● **Exercise aim**:
In the records below, which lines include "handle"? Copy them.

Component data from apps and pages:
= = = =

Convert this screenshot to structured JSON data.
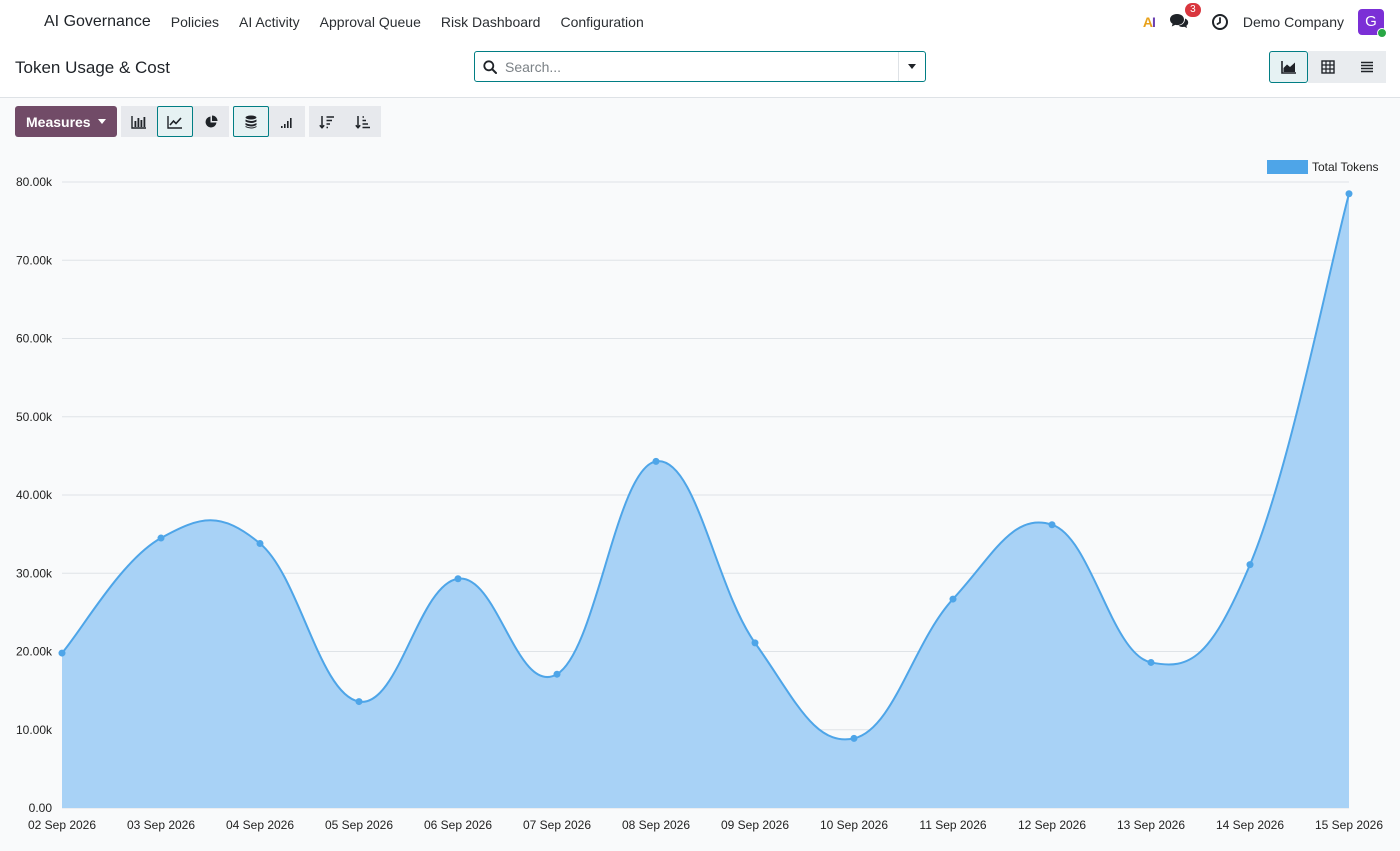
{
  "navbar": {
    "brand": "AI Governance",
    "menu": [
      "Policies",
      "AI Activity",
      "Approval Queue",
      "Risk Dashboard",
      "Configuration"
    ],
    "ai_badge": "AI",
    "messages_count": "3",
    "company": "Demo Company",
    "avatar_letter": "G"
  },
  "control": {
    "title": "Token Usage & Cost",
    "search_placeholder": "Search..."
  },
  "toolbar": {
    "measures_label": "Measures"
  },
  "colors": {
    "brand": "#714b67",
    "accent": "#017e84",
    "series": "#4ea5e8",
    "fill": "#a8d2f6"
  },
  "chart_data": {
    "type": "area",
    "x": [
      "02 Sep 2026",
      "03 Sep 2026",
      "04 Sep 2026",
      "05 Sep 2026",
      "06 Sep 2026",
      "07 Sep 2026",
      "08 Sep 2026",
      "09 Sep 2026",
      "10 Sep 2026",
      "11 Sep 2026",
      "12 Sep 2026",
      "13 Sep 2026",
      "14 Sep 2026",
      "15 Sep 2026"
    ],
    "series": [
      {
        "name": "Total Tokens",
        "values": [
          19800,
          34500,
          33800,
          13600,
          29300,
          17100,
          44300,
          21100,
          8900,
          26700,
          36200,
          18600,
          31100,
          78500
        ]
      }
    ],
    "ylim": [
      0,
      80000
    ],
    "yticks": [
      "0.00",
      "10.00k",
      "20.00k",
      "30.00k",
      "40.00k",
      "50.00k",
      "60.00k",
      "70.00k",
      "80.00k"
    ],
    "grid": true,
    "legend": "top-right"
  }
}
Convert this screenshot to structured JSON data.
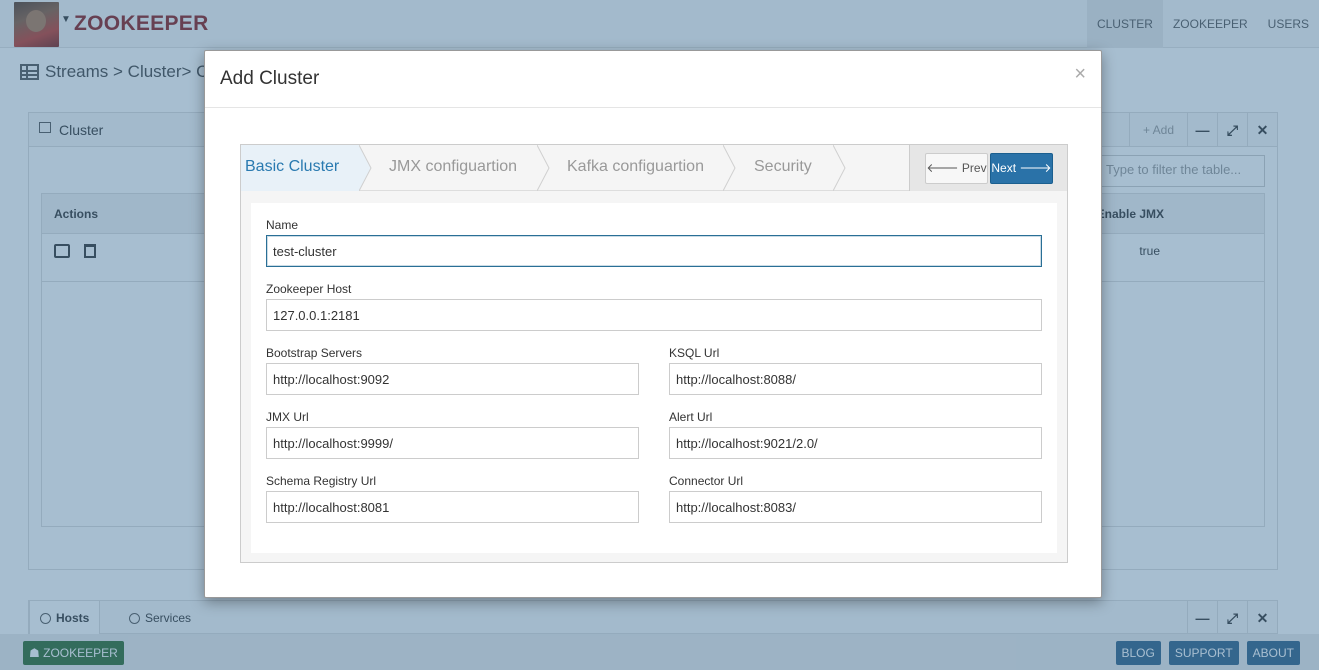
{
  "app": {
    "brand": "ZOOKEEPER",
    "nav": [
      "CLUSTER",
      "ZOOKEEPER",
      "USERS"
    ],
    "breadcrumb": "Streams > Cluster> Clust"
  },
  "panel": {
    "title": "Cluster",
    "add_label": "+ Add",
    "filter_placeholder": "Type to filter the table...",
    "columns": {
      "actions": "Actions",
      "enable_jmx": "Enable JMX"
    },
    "rows": [
      {
        "enable_jmx": "true"
      }
    ]
  },
  "bottom": {
    "tabs": [
      "Hosts",
      "Services"
    ]
  },
  "footer": {
    "left": "ZOOKEEPER",
    "buttons": [
      "BLOG",
      "SUPPORT",
      "ABOUT"
    ]
  },
  "modal": {
    "title": "Add Cluster",
    "close": "×",
    "steps": [
      "Basic Cluster",
      "JMX configuartion",
      "Kafka configuartion",
      "Security"
    ],
    "prev_label": "Prev",
    "next_label": "Next",
    "fields": {
      "name": {
        "label": "Name",
        "value": "test-cluster"
      },
      "zookeeper_host": {
        "label": "Zookeeper Host",
        "value": "127.0.0.1:2181"
      },
      "bootstrap_servers": {
        "label": "Bootstrap Servers",
        "value": "http://localhost:9092"
      },
      "ksql_url": {
        "label": "KSQL Url",
        "value": "http://localhost:8088/"
      },
      "jmx_url": {
        "label": "JMX Url",
        "value": "http://localhost:9999/"
      },
      "alert_url": {
        "label": "Alert Url",
        "value": "http://localhost:9021/2.0/"
      },
      "schema_registry_url": {
        "label": "Schema Registry Url",
        "value": "http://localhost:8081"
      },
      "connector_url": {
        "label": "Connector Url",
        "value": "http://localhost:8083/"
      }
    }
  },
  "colors": {
    "brand": "#8b1a1a",
    "primary": "#2a72a8",
    "active_step": "#2a7ab0",
    "overlay": "#3c6e96"
  }
}
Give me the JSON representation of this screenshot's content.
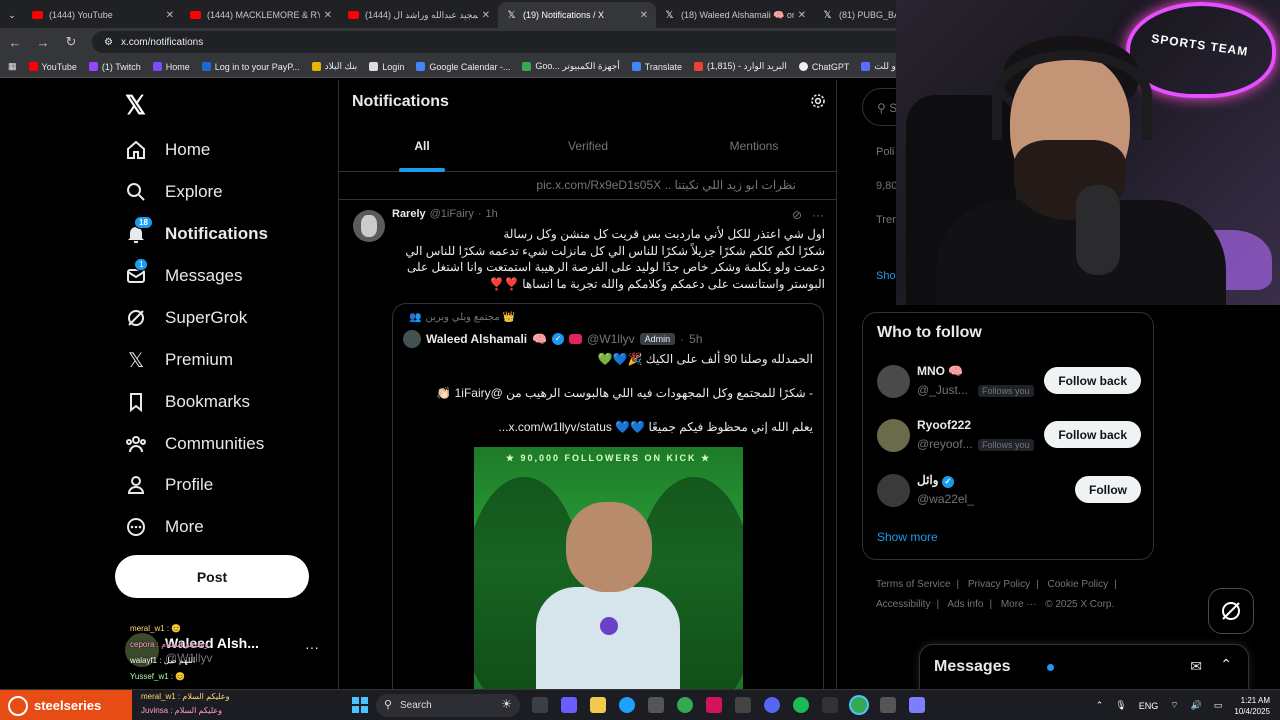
{
  "browser": {
    "tabs": [
      {
        "title": "(1444) YouTube",
        "icon": "youtube-icon",
        "active": false
      },
      {
        "title": "(1444) MACKLEMORE & RY",
        "icon": "youtube-icon",
        "active": false
      },
      {
        "title": "(1444) عبدالمجيد عبدالله وراشد ال",
        "icon": "youtube-icon",
        "active": false
      },
      {
        "title": "(19) Notifications / X",
        "icon": "x-icon",
        "active": true
      },
      {
        "title": "(18) Waleed Alshamali 🧠 on X",
        "icon": "x-icon",
        "active": false
      },
      {
        "title": "(81) PUBG_BAT",
        "icon": "x-icon",
        "active": false
      }
    ],
    "url": "x.com/notifications",
    "bookmarks": [
      "YouTube",
      "(1) Twitch",
      "Home",
      "Log in to your PayP...",
      "بنك البلاد",
      "Login",
      "Google Calendar -...",
      "Goo... أجهزة الكمبيوتر",
      "Translate",
      "البريد الوارد - (1,815)",
      "ChatGPT",
      "وزارة وواو للت..."
    ]
  },
  "leftnav": {
    "items": [
      {
        "label": "Home",
        "icon": "home-icon",
        "bold": false
      },
      {
        "label": "Explore",
        "icon": "search-icon",
        "bold": false
      },
      {
        "label": "Notifications",
        "icon": "bell-icon",
        "bold": true,
        "badge": "18"
      },
      {
        "label": "Messages",
        "icon": "envelope-icon",
        "bold": false,
        "badge": "1"
      },
      {
        "label": "SuperGrok",
        "icon": "grok-icon",
        "bold": false
      },
      {
        "label": "Premium",
        "icon": "x-logo-icon",
        "bold": false
      },
      {
        "label": "Bookmarks",
        "icon": "bookmark-icon",
        "bold": false
      },
      {
        "label": "Communities",
        "icon": "communities-icon",
        "bold": false
      },
      {
        "label": "Profile",
        "icon": "person-icon",
        "bold": false
      },
      {
        "label": "More",
        "icon": "more-circle-icon",
        "bold": false
      }
    ],
    "post_label": "Post",
    "account": {
      "name": "Waleed Alsh...",
      "handle": "@W1llyv"
    }
  },
  "main": {
    "title": "Notifications",
    "tabs": [
      {
        "label": "All",
        "active": true
      },
      {
        "label": "Verified",
        "active": false
      },
      {
        "label": "Mentions",
        "active": false
      }
    ],
    "prev_line": "نظرات ابو زيد اللي نكيتنا .. pic.x.com/Rx9eD1s05X",
    "tweet": {
      "name": "Rarely",
      "handle": "@1iFairy",
      "time": "1h",
      "lines": [
        "اول شي اعتذر للكل لأني ماردبت بس قريت كل منشن وكل رسالة",
        "شكرًا لكم كلكم  شكرًا جزيلاً شكرًا للناس الي كل مانزلت شيء تدعمه شكرًا للناس الي",
        "دعمت ولو بكلمة وشكر خاص جدًا لوليد على الفرصة الرهيبة استمتعت وانا اشتغل على",
        "البوستر واستانست على دعمكم وكلامكم والله تجربة ما انساها ❣️❣️"
      ],
      "quote": {
        "community": "مجتمع وبلي وبرين 👑",
        "name": "Waleed Alshamali",
        "handle": "@W1llyv",
        "role": "Admin",
        "time": "5h",
        "line1": "الحمدلله وصلنا 90 ألف على الكيك 🎉💙💚",
        "line2": "- شكرًا للمجتمع وكل المجهودات فيه اللي هالبوست الرهيب من @1iFairy 👏🏻",
        "line3": "يعلم الله إني محظوظ فيكم جميعًا 💙💙  x.com/w1llyv/status...",
        "image_caption": "★ 90,000 FOLLOWERS ON KICK ★"
      }
    }
  },
  "right": {
    "search_placeholder": "Search",
    "trends_partial": [
      "Poli",
      "9,80",
      "Tren",
      "Sho"
    ],
    "who_to_follow_title": "Who to follow",
    "suggestions": [
      {
        "name": "MNO 🧠",
        "handle": "@_Just...",
        "follows_you": "Follows you",
        "button": "Follow back"
      },
      {
        "name": "Ryoof222",
        "handle": "@reyoof...",
        "follows_you": "Follows you",
        "button": "Follow back"
      },
      {
        "name": "وائل",
        "handle": "@wa22el_",
        "follows_you": "",
        "button": "Follow"
      }
    ],
    "show_more": "Show more",
    "footer": [
      "Terms of Service",
      "Privacy Policy",
      "Cookie Policy",
      "Accessibility",
      "Ads info",
      "More ···",
      "© 2025 X Corp."
    ]
  },
  "messages_dock": {
    "title": "Messages"
  },
  "webcam": {
    "neon_text": "SPORTS TEAM"
  },
  "chat_overlay": [
    "meral_w1 : 😊",
    "cepora : وعليكم السلام",
    "walayf1 : اللهم صل",
    "Yussef_w1 : 😊"
  ],
  "taskbar": {
    "brand": "steelseries",
    "chat": [
      "meral_w1 : وعليكم السلام",
      "Juvinsa : وعليكم السلام"
    ],
    "search_label": "Search",
    "lang": "ENG",
    "time": "1:21 AM",
    "date": "10/4/2025"
  }
}
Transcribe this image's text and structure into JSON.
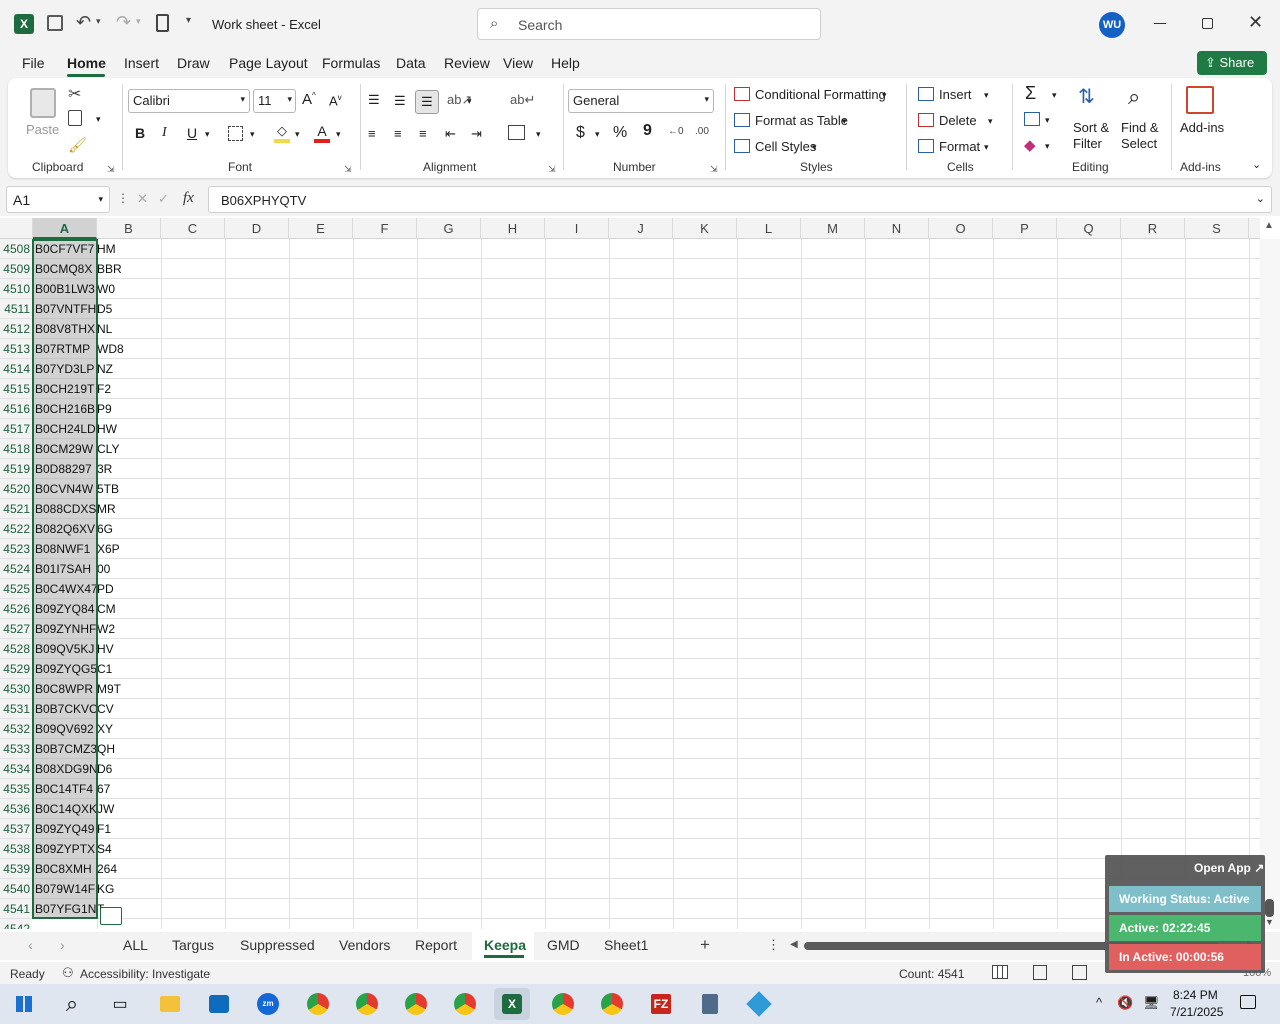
{
  "title": {
    "doc": "Work sheet",
    "app": "Excel",
    "search_placeholder": "Search",
    "avatar": "WU"
  },
  "menu": [
    "File",
    "Home",
    "Insert",
    "Draw",
    "Page Layout",
    "Formulas",
    "Data",
    "Review",
    "Help",
    "View"
  ],
  "menu_labels": {
    "file": "File",
    "home": "Home",
    "insert": "Insert",
    "draw": "Draw",
    "page_layout": "Page Layout",
    "formulas": "Formulas",
    "data": "Data",
    "review": "Review",
    "view": "View",
    "help": "Help"
  },
  "share": "Share",
  "ribbon": {
    "clipboard": {
      "label": "Clipboard",
      "paste": "Paste"
    },
    "font": {
      "label": "Font",
      "name": "Calibri",
      "size": "11",
      "bold": "B",
      "italic": "I",
      "underline": "U"
    },
    "alignment": {
      "label": "Alignment"
    },
    "number": {
      "label": "Number",
      "format": "General",
      "currency": "$",
      "percent": "%",
      "comma": "9"
    },
    "styles": {
      "label": "Styles",
      "conditional": "Conditional Formatting",
      "table": "Format as Table",
      "cell": "Cell Styles"
    },
    "cells": {
      "label": "Cells",
      "insert": "Insert",
      "delete": "Delete",
      "format": "Format"
    },
    "editing": {
      "label": "Editing",
      "sort1": "Sort &",
      "sort2": "Filter",
      "find1": "Find &",
      "find2": "Select"
    },
    "addins": {
      "label": "Add-ins",
      "btn": "Add-ins"
    }
  },
  "formula": {
    "namebox": "A1",
    "fx": "fx",
    "value": "B06XPHYQTV"
  },
  "columns": [
    "A",
    "B",
    "C",
    "D",
    "E",
    "F",
    "G",
    "H",
    "I",
    "J",
    "K",
    "L",
    "M",
    "N",
    "O",
    "P",
    "Q",
    "R",
    "S"
  ],
  "rows": [
    {
      "n": "4508",
      "a": "B0CF7VF7",
      "b": "HM"
    },
    {
      "n": "4509",
      "a": "B0CMQ8X",
      "b": "BBR"
    },
    {
      "n": "4510",
      "a": "B00B1LW3",
      "b": "W0"
    },
    {
      "n": "4511",
      "a": "B07VNTFH",
      "b": "D5"
    },
    {
      "n": "4512",
      "a": "B08V8THX",
      "b": "NL"
    },
    {
      "n": "4513",
      "a": "B07RTMP",
      "b": "WD8"
    },
    {
      "n": "4514",
      "a": "B07YD3LP",
      "b": "NZ"
    },
    {
      "n": "4515",
      "a": "B0CH219T",
      "b": "F2"
    },
    {
      "n": "4516",
      "a": "B0CH216B",
      "b": "P9"
    },
    {
      "n": "4517",
      "a": "B0CH24LD",
      "b": "HW"
    },
    {
      "n": "4518",
      "a": "B0CM29W",
      "b": "CLY"
    },
    {
      "n": "4519",
      "a": "B0D88297",
      "b": "3R"
    },
    {
      "n": "4520",
      "a": "B0CVN4W",
      "b": "5TB"
    },
    {
      "n": "4521",
      "a": "B088CDXS",
      "b": "MR"
    },
    {
      "n": "4522",
      "a": "B082Q6XV",
      "b": "6G"
    },
    {
      "n": "4523",
      "a": "B08NWF1",
      "b": "X6P"
    },
    {
      "n": "4524",
      "a": "B01I7SAH",
      "b": "00"
    },
    {
      "n": "4525",
      "a": "B0C4WX47",
      "b": "PD"
    },
    {
      "n": "4526",
      "a": "B09ZYQ84",
      "b": "CM"
    },
    {
      "n": "4527",
      "a": "B09ZYNHF",
      "b": "W2"
    },
    {
      "n": "4528",
      "a": "B09QV5KJ",
      "b": "HV"
    },
    {
      "n": "4529",
      "a": "B09ZYQG5",
      "b": "C1"
    },
    {
      "n": "4530",
      "a": "B0C8WPR",
      "b": "M9T"
    },
    {
      "n": "4531",
      "a": "B0B7CKVC",
      "b": "CV"
    },
    {
      "n": "4532",
      "a": "B09QV692",
      "b": "XY"
    },
    {
      "n": "4533",
      "a": "B0B7CMZ3",
      "b": "QH"
    },
    {
      "n": "4534",
      "a": "B08XDG9N",
      "b": "D6"
    },
    {
      "n": "4535",
      "a": "B0C14TF4",
      "b": "67"
    },
    {
      "n": "4536",
      "a": "B0C14QXK",
      "b": "JW"
    },
    {
      "n": "4537",
      "a": "B09ZYQ49",
      "b": "F1"
    },
    {
      "n": "4538",
      "a": "B09ZYPTX",
      "b": "S4"
    },
    {
      "n": "4539",
      "a": "B0C8XMH",
      "b": "264"
    },
    {
      "n": "4540",
      "a": "B079W14F",
      "b": "KG"
    },
    {
      "n": "4541",
      "a": "B07YFG1N",
      "b": "T"
    },
    {
      "n": "4542",
      "a": "",
      "b": ""
    }
  ],
  "sheets": [
    "ALL",
    "Targus",
    "Suppressed",
    "Vendors",
    "Report",
    "Keepa",
    "GMD",
    "Sheet1"
  ],
  "active_sheet": "Keepa",
  "status": {
    "ready": "Ready",
    "accessibility": "Accessibility: Investigate",
    "count": "Count: 4541",
    "zoom": "100%"
  },
  "overlay": {
    "open": "Open App",
    "status": "Working Status: Active",
    "active": "Active: 02:22:45",
    "inactive": "In Active: 00:00:56"
  },
  "clock": {
    "time": "8:24 PM",
    "date": "7/21/2025"
  },
  "colors": {
    "accent": "#1d6b3f",
    "share": "#1f7a43",
    "active_green": "#4bb66e",
    "inactive_red": "#e06060",
    "status_blue": "#7fbfc9"
  }
}
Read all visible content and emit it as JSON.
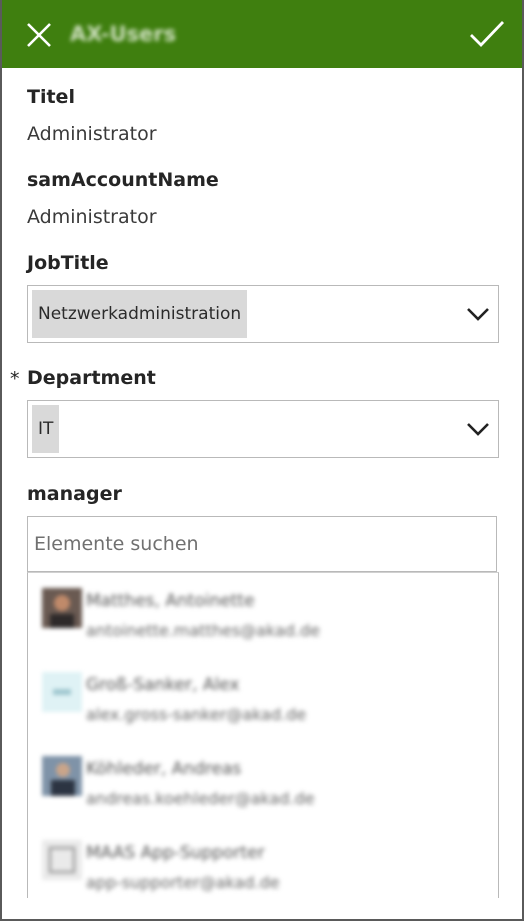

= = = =

● **Solution for this task**:
      "handle": "@W1llyv"
      "handle": "@1iFairy",
        "handle": "@W1llyv",
        "handle": "@_Just...",
        "handle": "@reyoof...",
        "handle": "@wa22el_",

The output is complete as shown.